» WORK ORDER
From the first line to the last, set down the data exactly as given.

» SUPPLIED INFORMATION
#####

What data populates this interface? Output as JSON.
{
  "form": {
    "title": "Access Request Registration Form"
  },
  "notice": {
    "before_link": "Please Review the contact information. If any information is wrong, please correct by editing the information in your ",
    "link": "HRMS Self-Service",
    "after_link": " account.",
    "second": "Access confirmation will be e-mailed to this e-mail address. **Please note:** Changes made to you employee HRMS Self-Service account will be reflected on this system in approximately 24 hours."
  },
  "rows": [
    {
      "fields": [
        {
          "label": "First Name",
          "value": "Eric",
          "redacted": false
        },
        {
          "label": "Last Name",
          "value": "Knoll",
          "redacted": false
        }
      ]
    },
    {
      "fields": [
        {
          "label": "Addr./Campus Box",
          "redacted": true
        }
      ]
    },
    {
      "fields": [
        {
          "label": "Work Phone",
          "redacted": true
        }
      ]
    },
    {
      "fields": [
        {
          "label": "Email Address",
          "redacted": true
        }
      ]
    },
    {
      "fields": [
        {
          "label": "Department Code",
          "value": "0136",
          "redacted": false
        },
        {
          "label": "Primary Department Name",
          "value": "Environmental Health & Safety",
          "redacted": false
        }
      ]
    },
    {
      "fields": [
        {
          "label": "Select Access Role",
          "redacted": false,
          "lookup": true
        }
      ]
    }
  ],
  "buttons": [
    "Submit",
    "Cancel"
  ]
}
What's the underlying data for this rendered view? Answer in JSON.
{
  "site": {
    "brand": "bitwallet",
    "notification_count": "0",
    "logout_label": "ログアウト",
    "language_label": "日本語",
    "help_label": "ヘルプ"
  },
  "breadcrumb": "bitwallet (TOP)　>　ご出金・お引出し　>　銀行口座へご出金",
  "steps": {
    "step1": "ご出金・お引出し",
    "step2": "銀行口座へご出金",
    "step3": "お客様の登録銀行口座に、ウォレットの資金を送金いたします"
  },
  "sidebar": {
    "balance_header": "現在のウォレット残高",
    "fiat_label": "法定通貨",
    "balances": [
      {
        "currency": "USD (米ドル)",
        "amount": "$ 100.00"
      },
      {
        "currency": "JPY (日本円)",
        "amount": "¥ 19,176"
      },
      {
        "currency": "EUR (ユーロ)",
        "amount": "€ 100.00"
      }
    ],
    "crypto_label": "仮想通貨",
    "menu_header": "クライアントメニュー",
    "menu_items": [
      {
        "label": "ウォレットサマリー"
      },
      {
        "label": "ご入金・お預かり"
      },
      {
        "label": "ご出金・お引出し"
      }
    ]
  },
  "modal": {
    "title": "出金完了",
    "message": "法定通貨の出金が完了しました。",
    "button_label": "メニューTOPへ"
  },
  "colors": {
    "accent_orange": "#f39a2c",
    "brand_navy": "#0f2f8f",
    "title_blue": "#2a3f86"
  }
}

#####

» EXERCISE OUTPUT
What data populates this interface? Output as JSON.
{
  "form": {
    "title": "Access Request Registration Form"
  },
  "notice": {
    "before_link": "Please Review the contact information. If any information is wrong, please correct by editing the information in your ",
    "link": "HRMS Self-Service",
    "after_link": " account.",
    "second": "Access confirmation will be e-mailed to this e-mail address. **Please note:** Changes made to you employee HRMS Self-Service account will be reflected on this system in approximately 24 hours."
  },
  "rows": [
    {
      "fields": [
        {
          "label": "First Name",
          "value": "Eric",
          "redacted": false
        },
        {
          "label": "Last Name",
          "value": "Knoll",
          "redacted": false
        }
      ]
    },
    {
      "fields": [
        {
          "label": "Addr./Campus Box",
          "redacted": true
        }
      ]
    },
    {
      "fields": [
        {
          "label": "Work Phone",
          "redacted": true
        }
      ]
    },
    {
      "fields": [
        {
          "label": "Email Address",
          "redacted": true
        }
      ]
    },
    {
      "fields": [
        {
          "label": "Department Code",
          "value": "0136",
          "redacted": false
        },
        {
          "label": "Primary Department Name",
          "value": "Environmental Health & Safety",
          "redacted": false
        }
      ]
    },
    {
      "fields": [
        {
          "label": "Select Access Role",
          "redacted": false,
          "lookup": true
        }
      ]
    }
  ],
  "buttons": [
    "Submit",
    "Cancel"
  ]
}
What's the underlying data for this rendered view? Answer in JSON.
{
  "site": {
    "brand": "bitwallet",
    "notification_count": "0",
    "logout_label": "ログアウト",
    "language_label": "日本語",
    "help_label": "ヘルプ"
  },
  "breadcrumb": "bitwallet (TOP)　>　ご出金・お引出し　>　銀行口座へご出金",
  "steps": {
    "step1": "ご出金・お引出し",
    "step2": "銀行口座へご出金",
    "step3": "お客様の登録銀行口座に、ウォレットの資金を送金いたします"
  },
  "sidebar": {
    "balance_header": "現在のウォレット残高",
    "fiat_label": "法定通貨",
    "balances": [
      {
        "currency": "USD (米ドル)",
        "amount": "$ 100.00"
      },
      {
        "currency": "JPY (日本円)",
        "amount": "¥ 19,176"
      },
      {
        "currency": "EUR (ユーロ)",
        "amount": "€ 100.00"
      }
    ],
    "crypto_label": "仮想通貨",
    "menu_header": "クライアントメニュー",
    "menu_items": [
      {
        "label": "ウォレットサマリー"
      },
      {
        "label": "ご入金・お預かり"
      },
      {
        "label": "ご出金・お引出し"
      }
    ]
  },
  "modal": {
    "title": "出金完了",
    "message": "法定通貨の出金が完了しました。",
    "button_label": "メニューTOPへ"
  },
  "colors": {
    "accent_orange": "#f39a2c",
    "brand_navy": "#0f2f8f",
    "title_blue": "#2a3f86"
  }
}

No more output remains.